The Impact of Unlimited Influence in a Republic: Why We Need Campaign Contribution Reforms

Consider the following hypothetical situation: A single individual has an unlimited amount of wealth. This individual lives in republic with a largely laissez faire economic system. Could this individual control the republic’s electoral systems without limit?

In ancient times there was a limit to what an individual could buy with their wealth. These limitations did not come from government regulations or even social conventions, there was not a soul who could stop the pharaoh Tutankhamun from buying or selling anything he intended, even the bodies of men and women. Instead, these limitations came from a pragmatic place, there were simply some things which were not yet commodities in these times. Chief among these things, was an individual’s perception of reality.

In ancient times, and even up through very modern times, it was difficult, or even impossible, to actively monitor the thoughts of a large population. It was only through significant cultural events and traditions that one could observe a collective thought within a society. If old Tut wanted to know what his people thought, he would have to ask them. A whole system would need to be put in place for the surveying of a significant number of individuals and simply asking them their opinions on given topics. This would all have to be done by word of mouth, since widespread literacy is a fairly recent phenomenon, and word of mouth is prone to error. Just like the child’s game “Telephone,” as word of mouth accounts passed up the bureaucracy, the message would get scrambled and misinterpreted. Even if Tut wanted to know the opinion of his public, unless it was something massive and obvious, he would be oblivious.

In the modern era, gathering overall public opinion within a margin of 25% is trivial. We predict our elections with a margin of error as small as a few percent. In the United States this means predicting the voting behaviours of over two hundred million individuals. This can be seen on a micro scale on social media platforms as well. It is common for social media websites to gather data from an individual’s posts to determine huge amounts of information about the individual and predict what products they may want to purchase. If this is done for a large population, you can identify significant amounts of information about individuals, if you have the clout to purchase this information from those who gather it. Of course, that would be quite possible for an individual with unlimited wealth.

If Tut could access social media to purchase the opinions of his subjects, he may have been able to find that a slave uprising was evident! Tut could pay more guards to watch the slaves, feed them less, or take other actions to demoralize the slaves, but he could only influence the slaves externally. He could physically coerce slaves to the extent that his human resources could allow. This though, cannot necessarily move the hearts and minds of the slaves. The slaves can maintain their slave culture, their aspirations and their beliefs about the fundamental truths of human nature.

In the modern era, this does not hold true. There may be limits to the amount one can warp an individual’s mind, but we have not yet encountered them. Now individuals are constantly exposed to advertising in all areas of their life. A phone game is played and an ad for a water filter appears. A drive is taken down a public road and a billboard advertising hats and caps is prominently displayed within the driver’s line of sight. The driver or phone game player may think these are easily enough ignored, but if they are widespread enough, one cannot ignore the ads entirely.
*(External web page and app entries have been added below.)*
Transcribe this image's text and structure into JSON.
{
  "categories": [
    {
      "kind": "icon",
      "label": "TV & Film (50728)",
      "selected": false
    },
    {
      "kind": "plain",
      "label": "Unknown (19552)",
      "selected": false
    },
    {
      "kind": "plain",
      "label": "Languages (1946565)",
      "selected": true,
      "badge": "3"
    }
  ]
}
In modern psychology there is a phenomenon called “The Illusory Truth Effect,” which states an individual has a tendency to believe something is true after repeated exposure. This was discovered in 1977. The phenomenon was widely used by the Soviet Union even before there was substantial research in the field of Psychology to support it. Through forced, repeated exposure to an untruth, a population can be lead to believe something that they know is untrue is actually true. The Soviet Union famously could do this to individuals, as was displayed in the Show Trials, but the real breakthrough was their ability to do it to entire populations. Their ability to distribute propaganda to the population enabled them to drill mistruths into the public and rewrite history. We can see the Illusory Truth Effect taken to its most extreme limits in George Orwell’s dystopian novel, Nineteen Eighty-Four.
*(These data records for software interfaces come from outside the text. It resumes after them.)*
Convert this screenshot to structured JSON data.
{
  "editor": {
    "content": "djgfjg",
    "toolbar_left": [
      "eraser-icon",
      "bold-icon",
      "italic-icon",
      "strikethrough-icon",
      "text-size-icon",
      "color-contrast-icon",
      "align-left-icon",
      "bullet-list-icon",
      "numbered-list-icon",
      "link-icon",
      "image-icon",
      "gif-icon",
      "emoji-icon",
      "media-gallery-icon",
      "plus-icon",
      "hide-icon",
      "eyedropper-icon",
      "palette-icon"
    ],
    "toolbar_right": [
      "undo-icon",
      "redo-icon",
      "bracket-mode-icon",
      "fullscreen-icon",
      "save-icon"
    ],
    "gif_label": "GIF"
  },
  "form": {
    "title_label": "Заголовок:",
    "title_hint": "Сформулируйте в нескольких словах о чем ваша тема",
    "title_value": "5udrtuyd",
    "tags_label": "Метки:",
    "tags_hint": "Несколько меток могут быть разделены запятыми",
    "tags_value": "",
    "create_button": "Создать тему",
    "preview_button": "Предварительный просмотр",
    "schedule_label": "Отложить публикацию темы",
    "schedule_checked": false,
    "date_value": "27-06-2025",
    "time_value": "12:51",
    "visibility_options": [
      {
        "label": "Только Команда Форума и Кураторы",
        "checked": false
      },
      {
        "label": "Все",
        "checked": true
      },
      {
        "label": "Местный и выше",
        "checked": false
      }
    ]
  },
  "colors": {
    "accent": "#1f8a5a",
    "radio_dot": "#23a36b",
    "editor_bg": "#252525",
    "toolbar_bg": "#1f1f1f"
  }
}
Let’s return to our original individual, the one with unlimited influence. Could they not employ the Illusory Truth Effect to achieve their ends? If one could purchase every billboard, every advertisement, every media sponsorship, could they not control truth itself? In a Laissez Faire society, this is quite fine for the sake of selling products, but is it reasonable to allow this for political advertising?

If there were enough ads, even basic scientific claims could be doubted. Suddenly, if it were favorable for our individual, all politicians who support the fundamental claim will be perceived as being liars. Their credibility will be damaged and a truly favorable set of policies could be replaced with a set of policies which favor our individual. These policies may use blatant falsehoods as their fundamental basis, but when those falsehoods become the public truth, it does not matter that they aren’t based in reality.

Through this our individual could, over time, redefine the basic human condition. They could establish caste systems, buy and sell religions, and manipulate the rules of the marketplace to favor them.

Of course, we are all so smart. “This couldn’t happen to my society,” is what people will think. I’m immune to ads and my public is beyond these weaknesses. Is that really true though? Or is it simply a helpful perceived truth fed to a public repeatedly, until it seems true.